After nearly 10 years navigating San Francisco-based global logistics company Flexport through hyper growth, founder and CEO Ryan Petersen is stepping aside. On June 8 he named his successor: Dave Clark, Amazon’s head of worldwide consumer.
While plenty of founders eventually make way for more experienced CEOs, Petersen’s take reveals he’s embracing the transition perhaps more than most in his shoes.
During Flexport’s early years, Petersen fostered a risk-taking, entrepreneurial culture among his employees. “It was a very bottoms-up kind of culture that let us scale really fast. In this industry, you don’t really need a boss telling you what to do,” Petersen told me last year in an interview for Inc.’s What I Know podcast.
Founded in 2013, Flexport went on to grow 15,911 percent between 2015 and 2018, ranking it No. 8 on the Inc. 5000 list of fastest-growing private companies. It had nearly 1,000 employees. By 2019 the company was valued at $3 billion. In early 2022, after two of the hardest years for the company due to the global supply-chain crisis, Flexport continued to grow–to 2,200 employees across 22 offices–and raised $935 million in late-stage funding, which valued the company at $8 billion.
During those fast-growth years, the company’s former bottom-up culture that Petersen described as “move fast, take some risks, build the thing, try and learn from your experience,” started to reveal its limits. He said he came to recognize that “at a certain point, not having some standardization and some top-down directive, you don’t all move in the same direction,” Petersen said. “You need some more alignment, and more standards.”
But building those standards, and hiring new leadership for existing employees, wasn’t without strife. Over the years he learned that when a company is growing extremely fast, it’s unreasonable to expect humans–and their abilities–to grow at the same pace. He wished when hiring people, he’d sat down with them, shown them the growth curve Flexport was on, and explained: “Here’s the company growth that we want to do, and here’s likely what’s possible for a human to grow.
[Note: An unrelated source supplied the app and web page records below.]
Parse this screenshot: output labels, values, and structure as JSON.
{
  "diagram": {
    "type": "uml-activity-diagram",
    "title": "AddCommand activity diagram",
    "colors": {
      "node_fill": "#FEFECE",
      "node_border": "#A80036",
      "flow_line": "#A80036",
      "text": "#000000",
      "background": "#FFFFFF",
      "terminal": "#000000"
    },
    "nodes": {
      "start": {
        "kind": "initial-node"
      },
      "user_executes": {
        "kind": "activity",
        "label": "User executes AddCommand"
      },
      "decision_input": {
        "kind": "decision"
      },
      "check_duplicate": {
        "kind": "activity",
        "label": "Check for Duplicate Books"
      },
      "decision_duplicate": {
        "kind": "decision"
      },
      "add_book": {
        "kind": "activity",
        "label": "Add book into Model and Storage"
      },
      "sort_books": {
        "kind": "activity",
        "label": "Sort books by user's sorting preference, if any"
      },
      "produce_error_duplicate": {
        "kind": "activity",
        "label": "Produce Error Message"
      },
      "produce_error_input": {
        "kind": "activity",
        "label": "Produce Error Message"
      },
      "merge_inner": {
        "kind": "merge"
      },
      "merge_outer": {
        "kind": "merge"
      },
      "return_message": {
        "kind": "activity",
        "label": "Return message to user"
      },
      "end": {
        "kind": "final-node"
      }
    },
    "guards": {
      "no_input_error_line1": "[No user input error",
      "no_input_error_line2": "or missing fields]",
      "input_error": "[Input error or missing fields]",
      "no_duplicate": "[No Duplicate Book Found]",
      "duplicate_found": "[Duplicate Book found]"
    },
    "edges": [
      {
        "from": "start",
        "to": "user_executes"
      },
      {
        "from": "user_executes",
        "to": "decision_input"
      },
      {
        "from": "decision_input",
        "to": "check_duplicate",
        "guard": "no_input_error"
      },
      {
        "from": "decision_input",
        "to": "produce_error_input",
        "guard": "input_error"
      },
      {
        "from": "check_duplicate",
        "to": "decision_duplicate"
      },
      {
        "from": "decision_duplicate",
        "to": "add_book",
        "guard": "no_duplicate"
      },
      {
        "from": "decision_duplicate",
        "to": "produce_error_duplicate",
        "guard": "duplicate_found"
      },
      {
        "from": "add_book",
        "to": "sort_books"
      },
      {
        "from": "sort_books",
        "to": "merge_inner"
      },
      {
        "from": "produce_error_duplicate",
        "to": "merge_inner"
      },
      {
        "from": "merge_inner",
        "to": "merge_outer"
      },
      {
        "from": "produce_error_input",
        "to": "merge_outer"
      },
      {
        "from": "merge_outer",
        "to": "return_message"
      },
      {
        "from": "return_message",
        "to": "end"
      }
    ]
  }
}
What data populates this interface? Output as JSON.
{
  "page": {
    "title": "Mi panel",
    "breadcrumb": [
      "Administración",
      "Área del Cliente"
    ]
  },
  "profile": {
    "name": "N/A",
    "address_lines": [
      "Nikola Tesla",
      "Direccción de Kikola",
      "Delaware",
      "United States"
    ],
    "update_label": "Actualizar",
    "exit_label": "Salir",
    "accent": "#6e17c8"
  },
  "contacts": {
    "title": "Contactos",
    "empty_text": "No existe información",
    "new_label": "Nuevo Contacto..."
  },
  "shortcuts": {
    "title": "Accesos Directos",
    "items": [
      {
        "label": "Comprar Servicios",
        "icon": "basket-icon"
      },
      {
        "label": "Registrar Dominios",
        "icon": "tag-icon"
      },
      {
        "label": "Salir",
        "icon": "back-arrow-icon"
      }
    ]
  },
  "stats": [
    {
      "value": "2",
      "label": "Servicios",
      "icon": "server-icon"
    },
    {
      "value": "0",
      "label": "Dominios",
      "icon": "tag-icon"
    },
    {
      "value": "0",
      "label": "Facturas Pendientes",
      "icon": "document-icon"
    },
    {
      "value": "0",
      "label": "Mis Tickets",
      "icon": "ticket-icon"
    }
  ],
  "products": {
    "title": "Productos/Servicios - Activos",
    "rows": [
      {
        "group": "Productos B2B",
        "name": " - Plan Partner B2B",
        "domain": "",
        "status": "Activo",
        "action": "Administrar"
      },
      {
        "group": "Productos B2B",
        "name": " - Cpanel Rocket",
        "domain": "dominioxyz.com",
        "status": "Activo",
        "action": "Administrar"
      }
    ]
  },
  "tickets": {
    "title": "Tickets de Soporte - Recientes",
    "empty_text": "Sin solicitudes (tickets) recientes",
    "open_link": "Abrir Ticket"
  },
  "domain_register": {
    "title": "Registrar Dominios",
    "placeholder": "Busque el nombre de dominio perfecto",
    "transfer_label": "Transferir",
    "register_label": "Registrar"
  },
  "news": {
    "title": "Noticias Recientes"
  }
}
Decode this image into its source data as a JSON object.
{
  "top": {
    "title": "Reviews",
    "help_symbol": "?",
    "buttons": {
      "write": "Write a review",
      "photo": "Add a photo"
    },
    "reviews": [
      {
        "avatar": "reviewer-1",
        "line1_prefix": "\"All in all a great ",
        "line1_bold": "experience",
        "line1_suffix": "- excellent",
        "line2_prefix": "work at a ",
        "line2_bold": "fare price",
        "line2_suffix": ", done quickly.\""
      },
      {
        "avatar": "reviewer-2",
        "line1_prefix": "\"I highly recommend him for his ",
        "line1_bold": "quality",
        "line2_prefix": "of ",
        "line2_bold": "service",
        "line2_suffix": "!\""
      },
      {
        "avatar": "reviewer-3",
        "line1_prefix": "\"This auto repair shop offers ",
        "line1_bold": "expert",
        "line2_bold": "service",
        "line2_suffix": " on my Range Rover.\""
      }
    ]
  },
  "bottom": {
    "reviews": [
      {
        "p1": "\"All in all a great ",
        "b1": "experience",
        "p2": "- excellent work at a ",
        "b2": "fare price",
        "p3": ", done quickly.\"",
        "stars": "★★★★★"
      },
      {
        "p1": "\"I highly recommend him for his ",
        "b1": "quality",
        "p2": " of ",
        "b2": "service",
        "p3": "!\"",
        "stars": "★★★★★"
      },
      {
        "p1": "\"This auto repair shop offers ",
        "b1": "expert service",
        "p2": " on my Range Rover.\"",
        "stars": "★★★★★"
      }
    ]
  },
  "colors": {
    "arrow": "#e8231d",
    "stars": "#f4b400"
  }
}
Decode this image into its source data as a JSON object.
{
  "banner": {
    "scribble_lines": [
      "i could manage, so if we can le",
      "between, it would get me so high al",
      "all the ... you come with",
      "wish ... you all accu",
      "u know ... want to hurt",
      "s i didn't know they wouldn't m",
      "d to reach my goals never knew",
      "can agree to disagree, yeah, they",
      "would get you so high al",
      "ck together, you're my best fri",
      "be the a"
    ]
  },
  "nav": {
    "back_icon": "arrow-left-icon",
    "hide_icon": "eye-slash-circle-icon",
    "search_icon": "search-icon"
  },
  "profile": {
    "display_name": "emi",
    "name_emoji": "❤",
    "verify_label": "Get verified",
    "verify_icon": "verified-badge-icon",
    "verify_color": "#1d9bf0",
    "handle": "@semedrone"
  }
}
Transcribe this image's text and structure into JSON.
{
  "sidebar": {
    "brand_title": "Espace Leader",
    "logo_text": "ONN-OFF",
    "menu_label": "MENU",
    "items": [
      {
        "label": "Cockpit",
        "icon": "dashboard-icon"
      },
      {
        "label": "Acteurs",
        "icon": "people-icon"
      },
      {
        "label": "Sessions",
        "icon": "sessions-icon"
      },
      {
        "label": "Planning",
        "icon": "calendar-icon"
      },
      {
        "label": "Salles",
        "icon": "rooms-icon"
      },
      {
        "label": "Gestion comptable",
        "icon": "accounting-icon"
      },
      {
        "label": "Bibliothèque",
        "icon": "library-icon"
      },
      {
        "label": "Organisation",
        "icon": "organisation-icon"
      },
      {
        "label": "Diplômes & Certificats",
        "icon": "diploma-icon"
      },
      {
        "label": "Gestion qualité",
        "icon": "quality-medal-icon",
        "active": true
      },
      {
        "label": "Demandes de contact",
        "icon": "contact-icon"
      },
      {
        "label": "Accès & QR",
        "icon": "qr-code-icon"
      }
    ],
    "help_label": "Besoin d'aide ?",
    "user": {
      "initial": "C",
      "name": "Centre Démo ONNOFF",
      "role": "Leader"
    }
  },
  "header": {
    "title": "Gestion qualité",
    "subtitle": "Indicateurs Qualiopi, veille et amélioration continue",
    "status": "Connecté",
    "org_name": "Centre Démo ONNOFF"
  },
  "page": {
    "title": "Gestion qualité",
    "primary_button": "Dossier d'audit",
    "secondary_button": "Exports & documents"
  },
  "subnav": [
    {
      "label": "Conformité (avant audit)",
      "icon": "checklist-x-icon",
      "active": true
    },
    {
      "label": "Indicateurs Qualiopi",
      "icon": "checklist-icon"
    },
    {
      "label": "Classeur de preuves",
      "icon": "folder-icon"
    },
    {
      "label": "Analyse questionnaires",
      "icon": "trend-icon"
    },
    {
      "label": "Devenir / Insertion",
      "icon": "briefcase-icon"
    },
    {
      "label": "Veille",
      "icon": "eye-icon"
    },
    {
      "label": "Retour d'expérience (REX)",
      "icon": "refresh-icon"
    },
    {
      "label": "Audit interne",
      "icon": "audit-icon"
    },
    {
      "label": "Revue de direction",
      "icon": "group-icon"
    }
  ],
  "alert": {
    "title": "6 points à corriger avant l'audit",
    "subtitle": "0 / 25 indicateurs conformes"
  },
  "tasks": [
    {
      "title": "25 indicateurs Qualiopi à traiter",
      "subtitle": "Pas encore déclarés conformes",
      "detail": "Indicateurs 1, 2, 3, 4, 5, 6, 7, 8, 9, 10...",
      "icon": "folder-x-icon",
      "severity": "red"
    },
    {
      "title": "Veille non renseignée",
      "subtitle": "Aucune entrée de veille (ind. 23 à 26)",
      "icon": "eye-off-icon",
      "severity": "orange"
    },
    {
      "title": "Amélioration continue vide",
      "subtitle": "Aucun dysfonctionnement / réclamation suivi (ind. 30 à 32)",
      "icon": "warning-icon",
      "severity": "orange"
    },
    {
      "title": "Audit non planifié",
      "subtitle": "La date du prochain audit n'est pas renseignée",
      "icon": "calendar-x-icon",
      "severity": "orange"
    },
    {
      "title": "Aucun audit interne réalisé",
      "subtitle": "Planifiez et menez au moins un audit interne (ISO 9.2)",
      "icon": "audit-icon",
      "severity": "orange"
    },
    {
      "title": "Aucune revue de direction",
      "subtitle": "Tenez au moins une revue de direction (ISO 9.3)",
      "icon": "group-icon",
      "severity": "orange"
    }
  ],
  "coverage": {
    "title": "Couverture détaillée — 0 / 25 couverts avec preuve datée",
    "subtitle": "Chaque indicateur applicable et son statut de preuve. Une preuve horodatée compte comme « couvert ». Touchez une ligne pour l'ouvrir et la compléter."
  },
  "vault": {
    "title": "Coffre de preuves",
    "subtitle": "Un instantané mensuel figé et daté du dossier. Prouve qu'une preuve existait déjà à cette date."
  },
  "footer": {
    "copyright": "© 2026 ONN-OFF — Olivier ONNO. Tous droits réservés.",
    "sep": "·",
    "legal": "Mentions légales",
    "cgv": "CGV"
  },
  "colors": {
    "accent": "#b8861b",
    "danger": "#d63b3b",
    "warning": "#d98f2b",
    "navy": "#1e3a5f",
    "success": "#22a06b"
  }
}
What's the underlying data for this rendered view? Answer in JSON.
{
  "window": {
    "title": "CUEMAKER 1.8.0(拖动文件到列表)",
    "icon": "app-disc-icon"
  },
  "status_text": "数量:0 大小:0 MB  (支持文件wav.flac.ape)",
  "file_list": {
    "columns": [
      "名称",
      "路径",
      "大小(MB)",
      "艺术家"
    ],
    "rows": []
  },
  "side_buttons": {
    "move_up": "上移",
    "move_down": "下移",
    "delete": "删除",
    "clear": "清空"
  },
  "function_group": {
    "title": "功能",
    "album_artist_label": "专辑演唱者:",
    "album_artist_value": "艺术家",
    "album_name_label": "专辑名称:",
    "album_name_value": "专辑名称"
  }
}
It’s unlikely to be at the same slope. You probably can’t grow your own capabilities a hundred percent in one year. What are the odds?”
That helps explain why, over the past couple of years, he’s been hiring team leaders with industry experience in engineering, logistics, and data-modeling–particularly from Amazon. In hiring Clark, who’s overseen Amazon’s logistics expansion, Petersen is again scaling up the company–this time, moving himself over to executive chairman after an expected six months of the pair operating as co-chief executives, starting September 1.
On June 8, Petersen tweeted some of his logic in hiring the new CEO: “I’m now to the point where the only fear I have left for Flexport is that we’re not living up to our potential.”
Refreshingly, he took his own advice–and hired someone with the skills he lacked, rather than expecting himself to grow at an unsustainable rate. (He estimates that by the end of 2022, Flexport will have grown 2,500 percent in revenue in eight years.)
He continued: “Dave is better than the things we need to win at the next stage. My partnership with him means that we now have the full skillset and experience necessary to achieve this mission and we are committed to working together to make Flexport the best supply chain company in the world.”